## Action item
Print the data that follows, exactly and completely.

## Source material

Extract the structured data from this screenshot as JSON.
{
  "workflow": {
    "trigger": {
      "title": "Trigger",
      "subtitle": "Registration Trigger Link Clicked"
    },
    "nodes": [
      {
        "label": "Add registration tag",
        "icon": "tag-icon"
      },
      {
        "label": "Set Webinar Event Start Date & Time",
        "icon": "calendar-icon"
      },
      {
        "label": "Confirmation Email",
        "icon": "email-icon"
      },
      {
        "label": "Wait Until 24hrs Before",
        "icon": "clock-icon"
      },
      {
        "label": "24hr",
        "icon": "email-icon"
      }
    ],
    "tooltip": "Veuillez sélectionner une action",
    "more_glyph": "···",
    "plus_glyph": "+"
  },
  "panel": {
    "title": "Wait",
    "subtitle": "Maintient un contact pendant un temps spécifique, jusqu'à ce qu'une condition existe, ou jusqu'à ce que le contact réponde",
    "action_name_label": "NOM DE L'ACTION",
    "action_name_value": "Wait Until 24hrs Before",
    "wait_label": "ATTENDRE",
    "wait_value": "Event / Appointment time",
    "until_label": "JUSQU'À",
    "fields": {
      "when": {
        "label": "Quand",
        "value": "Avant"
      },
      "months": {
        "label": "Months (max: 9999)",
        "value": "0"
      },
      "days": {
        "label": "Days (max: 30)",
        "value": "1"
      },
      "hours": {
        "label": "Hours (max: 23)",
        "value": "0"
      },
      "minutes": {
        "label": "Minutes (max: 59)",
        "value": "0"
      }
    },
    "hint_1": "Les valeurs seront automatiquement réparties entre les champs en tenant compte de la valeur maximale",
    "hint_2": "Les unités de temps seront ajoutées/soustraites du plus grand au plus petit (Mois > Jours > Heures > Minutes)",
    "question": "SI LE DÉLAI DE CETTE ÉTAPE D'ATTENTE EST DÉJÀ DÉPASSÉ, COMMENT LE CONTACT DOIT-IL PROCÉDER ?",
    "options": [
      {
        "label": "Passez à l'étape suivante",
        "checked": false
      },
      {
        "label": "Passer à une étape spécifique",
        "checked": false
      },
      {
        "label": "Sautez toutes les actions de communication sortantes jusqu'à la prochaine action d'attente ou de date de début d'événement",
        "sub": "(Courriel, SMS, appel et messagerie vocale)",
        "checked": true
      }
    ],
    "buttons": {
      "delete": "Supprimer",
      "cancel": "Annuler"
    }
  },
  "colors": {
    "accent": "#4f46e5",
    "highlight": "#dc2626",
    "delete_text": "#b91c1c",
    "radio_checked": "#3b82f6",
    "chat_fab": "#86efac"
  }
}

## Final answer
Extract the structured data from this screenshot as JSON.
{
  "workflow": {
    "trigger": {
      "title": "Trigger",
      "subtitle": "Registration Trigger Link Clicked"
    },
    "nodes": [
      {
        "label": "Add registration tag",
        "icon": "tag-icon"
      },
      {
        "label": "Set Webinar Event Start Date & Time",
        "icon": "calendar-icon"
      },
      {
        "label": "Confirmation Email",
        "icon": "email-icon"
      },
      {
        "label": "Wait Until 24hrs Before",
        "icon": "clock-icon"
      },
      {
        "label": "24hr",
        "icon": "email-icon"
      }
    ],
    "tooltip": "Veuillez sélectionner une action",
    "more_glyph": "···",
    "plus_glyph": "+"
  },
  "panel": {
    "title": "Wait",
    "subtitle": "Maintient un contact pendant un temps spécifique, jusqu'à ce qu'une condition existe, ou jusqu'à ce que le contact réponde",
    "action_name_label": "NOM DE L'ACTION",
    "action_name_value": "Wait Until 24hrs Before",
    "wait_label": "ATTENDRE",
    "wait_value": "Event / Appointment time",
    "until_label": "JUSQU'À",
    "fields": {
      "when": {
        "label": "Quand",
        "value": "Avant"
      },
      "months": {
        "label": "Months (max: 9999)",
        "value": "0"
      },
      "days": {
        "label": "Days (max: 30)",
        "value": "1"
      },
      "hours": {
        "label": "Hours (max: 23)",
        "value": "0"
      },
      "minutes": {
        "label": "Minutes (max: 59)",
        "value": "0"
      }
    },
    "hint_1": "Les valeurs seront automatiquement réparties entre les champs en tenant compte de la valeur maximale",
    "hint_2": "Les unités de temps seront ajoutées/soustraites du plus grand au plus petit (Mois > Jours > Heures > Minutes)",
    "question": "SI LE DÉLAI DE CETTE ÉTAPE D'ATTENTE EST DÉJÀ DÉPASSÉ, COMMENT LE CONTACT DOIT-IL PROCÉDER ?",
    "options": [
      {
        "label": "Passez à l'étape suivante",
        "checked": false
      },
      {
        "label": "Passer à une étape spécifique",
        "checked": false
      },
      {
        "label": "Sautez toutes les actions de communication sortantes jusqu'à la prochaine action d'attente ou de date de début d'événement",
        "sub": "(Courriel, SMS, appel et messagerie vocale)",
        "checked": true
      }
    ],
    "buttons": {
      "delete": "Supprimer",
      "cancel": "Annuler"
    }
  },
  "colors": {
    "accent": "#4f46e5",
    "highlight": "#dc2626",
    "delete_text": "#b91c1c",
    "radio_checked": "#3b82f6",
    "chat_fab": "#86efac"
  }
}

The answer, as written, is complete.